In 1903, Orrin E. Smith sculpted a nine-hole course at Windsor Lake called North Adams Gentleman's Club, challenging golfers to take on its rolling terrain and bask in the peaceful effect of its verdant expanse. Though the name of the course has changed, the Berkshire Hills terrain remains a picturesque setting for players of all skill levels to enjoy golf as a relaxing pastime. A large lake forms the centerpiece of the course, forcing players to evade its watery reaches on holes four, seven, and nine, or risk donating their balls to the course historian holding court in his underwater lair.
Course at a Glance:
Frogs aren’t exactly known for being fierce, but The Bone Frog Challenge’s namesake skeleton frog makes more sense when you know that it is the unofficial mascot of the Navy SEALs—the creators of the rigorous race. The mascot honors the SEALs’ predecessors: the Underwater Demolition Teams of World War II, who were dubbed “Frogmen” for their ability to work underwater.
The Bone Frog Challenge challenges everyday civilians to act like SEALs, with an emphasis on functional fitness.
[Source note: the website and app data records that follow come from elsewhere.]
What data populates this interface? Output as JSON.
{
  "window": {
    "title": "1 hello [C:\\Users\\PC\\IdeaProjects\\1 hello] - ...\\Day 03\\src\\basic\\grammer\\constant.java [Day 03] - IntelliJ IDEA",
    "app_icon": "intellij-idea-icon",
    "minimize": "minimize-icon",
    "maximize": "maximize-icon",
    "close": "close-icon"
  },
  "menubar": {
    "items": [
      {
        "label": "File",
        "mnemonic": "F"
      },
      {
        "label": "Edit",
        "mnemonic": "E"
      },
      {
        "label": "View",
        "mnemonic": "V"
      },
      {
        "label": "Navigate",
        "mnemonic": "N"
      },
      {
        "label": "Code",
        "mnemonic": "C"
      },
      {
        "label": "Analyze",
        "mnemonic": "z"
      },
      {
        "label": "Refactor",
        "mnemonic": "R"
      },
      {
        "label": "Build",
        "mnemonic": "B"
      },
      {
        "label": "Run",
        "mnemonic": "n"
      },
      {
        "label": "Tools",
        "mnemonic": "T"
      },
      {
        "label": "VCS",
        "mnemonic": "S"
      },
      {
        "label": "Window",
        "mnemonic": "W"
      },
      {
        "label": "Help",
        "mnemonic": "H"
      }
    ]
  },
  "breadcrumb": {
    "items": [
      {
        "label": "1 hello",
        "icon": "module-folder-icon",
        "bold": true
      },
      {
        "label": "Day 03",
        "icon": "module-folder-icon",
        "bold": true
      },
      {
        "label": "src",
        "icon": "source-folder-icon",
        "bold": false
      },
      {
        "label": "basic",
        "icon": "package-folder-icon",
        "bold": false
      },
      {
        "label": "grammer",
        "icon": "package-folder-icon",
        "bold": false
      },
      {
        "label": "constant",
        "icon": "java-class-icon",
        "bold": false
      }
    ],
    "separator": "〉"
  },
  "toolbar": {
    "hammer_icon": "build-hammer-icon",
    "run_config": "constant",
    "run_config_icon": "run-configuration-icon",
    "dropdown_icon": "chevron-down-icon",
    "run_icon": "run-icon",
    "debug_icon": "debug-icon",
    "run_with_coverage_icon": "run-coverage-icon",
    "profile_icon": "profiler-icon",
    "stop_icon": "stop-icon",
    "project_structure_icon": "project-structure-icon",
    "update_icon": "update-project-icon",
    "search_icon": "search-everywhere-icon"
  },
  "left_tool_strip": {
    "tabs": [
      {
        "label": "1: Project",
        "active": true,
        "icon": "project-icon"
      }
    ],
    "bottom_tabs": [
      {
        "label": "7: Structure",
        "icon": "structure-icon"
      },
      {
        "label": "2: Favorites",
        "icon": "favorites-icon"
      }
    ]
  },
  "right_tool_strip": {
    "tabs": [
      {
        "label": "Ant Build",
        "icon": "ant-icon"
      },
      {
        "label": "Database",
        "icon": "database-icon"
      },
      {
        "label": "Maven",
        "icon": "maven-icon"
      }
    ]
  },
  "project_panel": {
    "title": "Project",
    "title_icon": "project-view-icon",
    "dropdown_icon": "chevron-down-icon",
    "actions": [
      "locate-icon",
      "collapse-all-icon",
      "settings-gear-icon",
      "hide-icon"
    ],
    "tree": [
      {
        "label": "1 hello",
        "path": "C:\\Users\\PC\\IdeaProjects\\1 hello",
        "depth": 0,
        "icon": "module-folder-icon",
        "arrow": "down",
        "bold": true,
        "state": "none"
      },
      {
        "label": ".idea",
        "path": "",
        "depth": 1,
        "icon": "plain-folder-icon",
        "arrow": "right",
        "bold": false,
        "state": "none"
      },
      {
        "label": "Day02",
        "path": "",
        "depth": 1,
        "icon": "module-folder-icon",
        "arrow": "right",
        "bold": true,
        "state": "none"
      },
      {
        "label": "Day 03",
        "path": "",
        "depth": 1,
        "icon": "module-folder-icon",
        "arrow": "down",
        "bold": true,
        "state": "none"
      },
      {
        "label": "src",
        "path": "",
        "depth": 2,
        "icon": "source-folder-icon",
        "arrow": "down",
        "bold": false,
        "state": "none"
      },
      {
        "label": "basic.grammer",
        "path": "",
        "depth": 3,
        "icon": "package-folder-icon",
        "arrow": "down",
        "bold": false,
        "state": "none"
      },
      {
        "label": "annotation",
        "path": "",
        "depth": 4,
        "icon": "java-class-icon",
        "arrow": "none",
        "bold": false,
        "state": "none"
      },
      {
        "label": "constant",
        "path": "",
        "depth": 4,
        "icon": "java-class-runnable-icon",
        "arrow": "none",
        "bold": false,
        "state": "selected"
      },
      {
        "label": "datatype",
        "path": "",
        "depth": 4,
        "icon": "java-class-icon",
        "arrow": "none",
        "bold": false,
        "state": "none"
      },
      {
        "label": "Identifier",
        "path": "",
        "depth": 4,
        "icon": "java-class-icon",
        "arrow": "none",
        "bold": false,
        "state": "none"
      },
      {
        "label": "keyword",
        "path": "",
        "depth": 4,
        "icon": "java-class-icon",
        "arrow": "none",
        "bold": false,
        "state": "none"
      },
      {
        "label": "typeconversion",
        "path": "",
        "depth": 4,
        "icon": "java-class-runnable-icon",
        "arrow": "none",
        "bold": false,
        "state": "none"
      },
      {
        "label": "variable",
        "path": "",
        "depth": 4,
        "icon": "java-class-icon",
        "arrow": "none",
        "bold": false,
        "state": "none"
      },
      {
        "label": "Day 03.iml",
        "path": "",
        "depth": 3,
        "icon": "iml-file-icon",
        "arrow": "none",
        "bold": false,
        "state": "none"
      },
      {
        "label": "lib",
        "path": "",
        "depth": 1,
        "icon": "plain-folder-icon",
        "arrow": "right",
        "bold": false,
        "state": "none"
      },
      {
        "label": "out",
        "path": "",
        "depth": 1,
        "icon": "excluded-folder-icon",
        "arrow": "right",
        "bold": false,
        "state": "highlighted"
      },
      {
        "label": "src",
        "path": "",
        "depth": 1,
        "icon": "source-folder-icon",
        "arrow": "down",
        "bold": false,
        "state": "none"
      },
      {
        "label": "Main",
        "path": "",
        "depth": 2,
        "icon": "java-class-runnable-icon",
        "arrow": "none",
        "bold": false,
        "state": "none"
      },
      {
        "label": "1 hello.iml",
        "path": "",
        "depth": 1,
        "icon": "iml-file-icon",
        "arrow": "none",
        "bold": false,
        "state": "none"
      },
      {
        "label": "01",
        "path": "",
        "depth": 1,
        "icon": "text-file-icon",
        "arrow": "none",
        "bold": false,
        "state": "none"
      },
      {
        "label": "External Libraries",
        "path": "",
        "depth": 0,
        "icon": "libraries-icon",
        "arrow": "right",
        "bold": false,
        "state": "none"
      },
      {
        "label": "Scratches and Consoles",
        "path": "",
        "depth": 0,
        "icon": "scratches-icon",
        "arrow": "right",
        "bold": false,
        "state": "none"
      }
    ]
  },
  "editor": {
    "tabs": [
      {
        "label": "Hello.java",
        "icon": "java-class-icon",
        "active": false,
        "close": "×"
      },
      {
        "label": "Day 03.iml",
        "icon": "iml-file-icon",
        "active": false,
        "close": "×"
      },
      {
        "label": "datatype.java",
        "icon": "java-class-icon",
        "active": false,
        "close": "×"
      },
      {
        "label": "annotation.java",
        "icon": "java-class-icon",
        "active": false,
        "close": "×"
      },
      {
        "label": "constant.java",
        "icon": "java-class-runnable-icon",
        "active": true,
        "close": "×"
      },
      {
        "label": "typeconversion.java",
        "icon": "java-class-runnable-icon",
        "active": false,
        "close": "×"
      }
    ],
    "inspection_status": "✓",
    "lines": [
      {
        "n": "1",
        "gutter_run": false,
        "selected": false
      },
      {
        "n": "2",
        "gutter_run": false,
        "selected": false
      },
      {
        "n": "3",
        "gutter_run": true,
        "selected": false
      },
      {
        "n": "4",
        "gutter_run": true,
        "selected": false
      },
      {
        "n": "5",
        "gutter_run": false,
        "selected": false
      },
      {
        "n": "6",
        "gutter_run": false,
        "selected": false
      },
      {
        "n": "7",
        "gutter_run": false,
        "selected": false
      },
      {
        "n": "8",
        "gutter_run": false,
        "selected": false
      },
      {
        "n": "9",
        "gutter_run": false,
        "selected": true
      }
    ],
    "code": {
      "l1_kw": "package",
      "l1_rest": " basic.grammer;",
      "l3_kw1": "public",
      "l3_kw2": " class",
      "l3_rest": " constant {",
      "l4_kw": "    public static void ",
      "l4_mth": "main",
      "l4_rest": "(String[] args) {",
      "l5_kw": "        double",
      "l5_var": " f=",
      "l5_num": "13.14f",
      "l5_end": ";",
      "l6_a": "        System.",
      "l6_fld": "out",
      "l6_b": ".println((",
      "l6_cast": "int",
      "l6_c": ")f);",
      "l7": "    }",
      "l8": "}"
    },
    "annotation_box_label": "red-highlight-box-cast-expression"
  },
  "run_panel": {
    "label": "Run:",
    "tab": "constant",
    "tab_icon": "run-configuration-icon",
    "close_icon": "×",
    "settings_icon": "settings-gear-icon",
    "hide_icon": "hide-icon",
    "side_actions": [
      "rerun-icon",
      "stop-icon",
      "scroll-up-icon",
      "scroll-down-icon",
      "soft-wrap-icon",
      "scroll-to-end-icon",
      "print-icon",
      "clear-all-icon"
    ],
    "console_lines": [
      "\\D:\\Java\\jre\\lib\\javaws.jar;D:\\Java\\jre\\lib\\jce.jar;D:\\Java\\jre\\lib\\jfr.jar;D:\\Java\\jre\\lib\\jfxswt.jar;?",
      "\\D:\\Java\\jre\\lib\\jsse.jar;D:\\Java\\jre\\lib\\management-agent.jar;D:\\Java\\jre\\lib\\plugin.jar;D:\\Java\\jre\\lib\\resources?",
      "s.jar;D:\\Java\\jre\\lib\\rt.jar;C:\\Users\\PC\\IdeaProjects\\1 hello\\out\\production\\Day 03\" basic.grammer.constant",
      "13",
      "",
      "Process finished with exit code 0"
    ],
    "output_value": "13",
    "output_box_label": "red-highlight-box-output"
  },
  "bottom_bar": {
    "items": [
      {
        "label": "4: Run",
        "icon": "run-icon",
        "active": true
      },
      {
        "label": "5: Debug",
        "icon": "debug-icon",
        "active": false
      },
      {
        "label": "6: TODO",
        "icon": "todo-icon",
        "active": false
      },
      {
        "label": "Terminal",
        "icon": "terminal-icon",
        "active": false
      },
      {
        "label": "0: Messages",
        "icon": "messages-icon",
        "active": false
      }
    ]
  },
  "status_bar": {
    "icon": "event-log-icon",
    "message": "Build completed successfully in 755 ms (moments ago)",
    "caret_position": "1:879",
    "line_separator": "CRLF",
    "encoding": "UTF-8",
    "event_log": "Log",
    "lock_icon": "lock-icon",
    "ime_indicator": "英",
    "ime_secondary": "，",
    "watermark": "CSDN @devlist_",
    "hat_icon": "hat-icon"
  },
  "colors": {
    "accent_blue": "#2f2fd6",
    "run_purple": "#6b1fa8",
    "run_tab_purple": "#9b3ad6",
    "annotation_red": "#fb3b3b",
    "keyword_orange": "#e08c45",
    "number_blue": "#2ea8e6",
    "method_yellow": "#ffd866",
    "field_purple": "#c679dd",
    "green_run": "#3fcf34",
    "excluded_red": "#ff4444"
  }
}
While the muddy, timed races measure up to 12 miles long, they require more than speed and endurance. The military-style obstacles force participants to draw on reservoirs of strength, agility, and creativity to scale walls, swing on ropes across trenches, and slither under netting through puddles of mud. Although the races champion hard work, they also focus on fun, welcoming competitors across the finish line with music-filled after-parties complete with spreads of food and beer.
Those who follow Deerfield River westward from the Catamount State Forest to the Mohawk Trail State Forest travel through the hilly terrain of historic Charlemont. There, in 1989, the Berkshire Mountains and other geographical spoils caught the eyes of Bruce Lessels and Karen Blom—a medaling member of the US whitewater team and a public health nutritionist looking to make the outdoors more accessible. They built Zoar Outdoor on the river, establishing an 80-acre facility to be a base for ziplining, rock climbing, camping, and solar-powered lodging. Today, a staff of adventurers keeps that base running. They not only sell an arsenal of outdoor gear and continue those establishing activities, but also lead whitewater rafting and kayaking trips down their home river, slicing through the waves and rearranging a slew of fishes' living rooms along the way.
The staff at The Pilates Principle & GYROTONIC Albany, led by physical therapist Nuhar Jaleel, helps students improve their physical strength and fitness through a variety of unique, inspired workouts. In Nia classes, students turn, step, and kick in barefooted unison to rhythmic music from more than 45 countries during a unique cardio routine that combines dance and martial arts. The unique combination of 52 movements increases cardiovascular strength while targeting the lower body, the upper body, and the nougaty core.